“If we did an angiogram on every adult, a significant number would be found to have nonobstructive disease and be at risk of a heart attack,” Dr. Maddox said in an interview. “If an angiogram shows a blockage of 30, 40 or 50 percent in one or more arteries, the patient should be on preventive therapy.”
He does not recommend routine angiograms, however, which are costly and have risks of their own. On rare occasions, they can cause bleeding, infection, damage to blood vessels, or an allergic reaction to the dye used. Alternatively, patients can choose a noninvasive test, like a coronary calcium score or CT angiogram.
Heart disease is linked to a slew of risk factors: smoking; being overweight, obese or physically inactive; having high cholesterol, high blood pressure, Type 2 diabetes or pre-diabetes; a family history of heart disease before age 65; consuming an unhealthy diet; and being 55 or older. Chronic stress also has been linked to heart disease.
Doctors usually advise patients at risk to modify their living habits. If they smoke, they should stop — within as little as a year, their coronary risk can drop to that of a nonsmoker.
Those who are overweight may be told to cut down on fattening foods, eat more fruits and vegetables, and to exercise more, measures that help lower body weight and cholesterol and help control high blood pressure and diabetes.
If high cholesterol is a problem, saturated fats like dairy and meat fat should be reduced, and unsaturated olive or canola oil used when fat is needed.
Some of this advice was given to my father in 1979 after he suffered a heart attack at age 58. He never smoked, was already active and not overweight. He modified his diet, which helped to keep him alive for 13 more years. But lacking anything more to do to protect himself, he succumbed to a second heart attack at age 71.
Now there is proof that certain medications can ward off even a first heart attack in people at risk. The two most commonly recommended are a daily baby aspirin and a statin.
Aspirin thins the blood, reducing the risk that a blood clot will form in a coronary artery. The Food and Drug Administration does not recommend daily use to prevent a first heart attack — but some doctors do. Possible side effects include an increased risk of gastrointestinal bleeding.
A statin, though primarily prescribed to lower blood levels of artery-clogging cholesterol, turns out to have cardiac benefits beyond slowing the formation of new plaques in coronary arteries.
Statins sometimes reduce the size of existing lesions. They can suppress inflammation that contributes to plaque formation. They improve the function of cells that line the arteries, enabling them to expand as needed.
Statins may also stabilize plaques, reducing the chance that they will rupture and block arteries feeding the heart.

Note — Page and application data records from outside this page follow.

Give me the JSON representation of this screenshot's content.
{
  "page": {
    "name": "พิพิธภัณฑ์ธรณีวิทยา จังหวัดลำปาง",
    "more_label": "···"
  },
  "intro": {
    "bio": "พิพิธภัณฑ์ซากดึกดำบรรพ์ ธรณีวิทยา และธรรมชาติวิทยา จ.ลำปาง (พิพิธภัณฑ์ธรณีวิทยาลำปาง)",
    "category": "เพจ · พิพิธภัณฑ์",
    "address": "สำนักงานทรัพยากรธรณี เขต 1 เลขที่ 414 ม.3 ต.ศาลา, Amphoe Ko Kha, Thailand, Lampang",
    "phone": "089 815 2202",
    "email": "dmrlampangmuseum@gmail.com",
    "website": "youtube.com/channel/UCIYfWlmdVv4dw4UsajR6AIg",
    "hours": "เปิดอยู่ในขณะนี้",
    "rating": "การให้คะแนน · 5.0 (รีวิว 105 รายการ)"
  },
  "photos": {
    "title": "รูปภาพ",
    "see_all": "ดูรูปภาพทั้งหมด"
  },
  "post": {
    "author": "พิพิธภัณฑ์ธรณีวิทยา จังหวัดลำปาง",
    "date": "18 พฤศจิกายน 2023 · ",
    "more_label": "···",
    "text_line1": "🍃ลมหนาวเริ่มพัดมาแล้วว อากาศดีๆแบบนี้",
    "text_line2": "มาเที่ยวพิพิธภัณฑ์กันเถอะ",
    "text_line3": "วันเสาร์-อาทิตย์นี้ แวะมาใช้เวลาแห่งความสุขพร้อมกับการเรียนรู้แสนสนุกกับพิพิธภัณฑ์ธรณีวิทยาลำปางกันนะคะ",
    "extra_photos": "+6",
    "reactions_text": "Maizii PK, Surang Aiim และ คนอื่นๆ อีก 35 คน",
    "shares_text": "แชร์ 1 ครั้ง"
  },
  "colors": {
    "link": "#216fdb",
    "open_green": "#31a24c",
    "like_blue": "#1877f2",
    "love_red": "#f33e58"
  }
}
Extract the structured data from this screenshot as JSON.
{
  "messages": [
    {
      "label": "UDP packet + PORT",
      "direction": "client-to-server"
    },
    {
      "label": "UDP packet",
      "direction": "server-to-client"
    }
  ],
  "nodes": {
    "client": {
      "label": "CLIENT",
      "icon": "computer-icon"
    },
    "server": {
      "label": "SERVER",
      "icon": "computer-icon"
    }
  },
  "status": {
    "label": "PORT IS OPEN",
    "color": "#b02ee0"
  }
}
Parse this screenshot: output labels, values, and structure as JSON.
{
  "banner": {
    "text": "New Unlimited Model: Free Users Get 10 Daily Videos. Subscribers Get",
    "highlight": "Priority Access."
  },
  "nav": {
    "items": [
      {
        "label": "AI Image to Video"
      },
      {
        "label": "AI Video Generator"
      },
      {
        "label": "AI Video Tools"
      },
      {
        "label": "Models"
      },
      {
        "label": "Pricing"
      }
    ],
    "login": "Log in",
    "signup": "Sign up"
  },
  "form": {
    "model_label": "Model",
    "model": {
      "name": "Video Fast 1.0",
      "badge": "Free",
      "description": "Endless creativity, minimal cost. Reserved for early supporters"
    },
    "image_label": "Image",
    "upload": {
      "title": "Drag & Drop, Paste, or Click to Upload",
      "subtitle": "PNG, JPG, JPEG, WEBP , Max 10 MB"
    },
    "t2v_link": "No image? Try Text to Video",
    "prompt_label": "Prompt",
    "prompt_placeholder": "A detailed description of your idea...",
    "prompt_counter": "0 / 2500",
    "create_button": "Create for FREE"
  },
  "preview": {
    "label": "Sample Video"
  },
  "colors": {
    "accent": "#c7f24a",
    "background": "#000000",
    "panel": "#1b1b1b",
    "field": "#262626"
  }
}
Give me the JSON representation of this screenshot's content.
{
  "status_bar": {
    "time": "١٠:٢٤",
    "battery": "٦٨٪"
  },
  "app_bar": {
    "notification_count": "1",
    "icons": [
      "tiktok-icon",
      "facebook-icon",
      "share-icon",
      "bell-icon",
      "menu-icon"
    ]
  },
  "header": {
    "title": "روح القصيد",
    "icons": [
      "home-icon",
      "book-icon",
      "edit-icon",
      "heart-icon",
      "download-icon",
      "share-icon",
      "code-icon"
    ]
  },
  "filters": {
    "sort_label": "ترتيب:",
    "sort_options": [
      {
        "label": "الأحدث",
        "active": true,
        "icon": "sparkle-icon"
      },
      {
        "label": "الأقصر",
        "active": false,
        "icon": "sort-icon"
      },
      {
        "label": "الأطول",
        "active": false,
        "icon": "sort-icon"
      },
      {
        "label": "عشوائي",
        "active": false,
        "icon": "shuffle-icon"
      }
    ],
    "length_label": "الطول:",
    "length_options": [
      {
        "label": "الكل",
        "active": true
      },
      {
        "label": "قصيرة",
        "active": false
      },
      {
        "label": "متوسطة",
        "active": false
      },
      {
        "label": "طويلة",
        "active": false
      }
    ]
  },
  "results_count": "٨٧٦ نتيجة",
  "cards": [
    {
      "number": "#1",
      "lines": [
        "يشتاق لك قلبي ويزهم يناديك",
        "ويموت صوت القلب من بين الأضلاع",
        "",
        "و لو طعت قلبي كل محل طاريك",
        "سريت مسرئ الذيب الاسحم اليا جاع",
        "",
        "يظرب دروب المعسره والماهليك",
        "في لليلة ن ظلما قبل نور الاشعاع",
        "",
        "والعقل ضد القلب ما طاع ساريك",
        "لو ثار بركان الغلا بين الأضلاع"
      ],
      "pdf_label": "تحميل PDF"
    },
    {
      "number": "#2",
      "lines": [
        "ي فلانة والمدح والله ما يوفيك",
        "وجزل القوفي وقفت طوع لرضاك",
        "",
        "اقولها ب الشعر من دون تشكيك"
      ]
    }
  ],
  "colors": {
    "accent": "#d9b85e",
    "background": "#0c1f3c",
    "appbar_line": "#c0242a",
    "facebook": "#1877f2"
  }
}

Given these benefits and the fact that plaque rupture is the source of 95 percent of heart attacks, Dr. Maddox said that if he had coronary artery disease and was stranded on a desert island, the one drug he would want to have with him is a statin.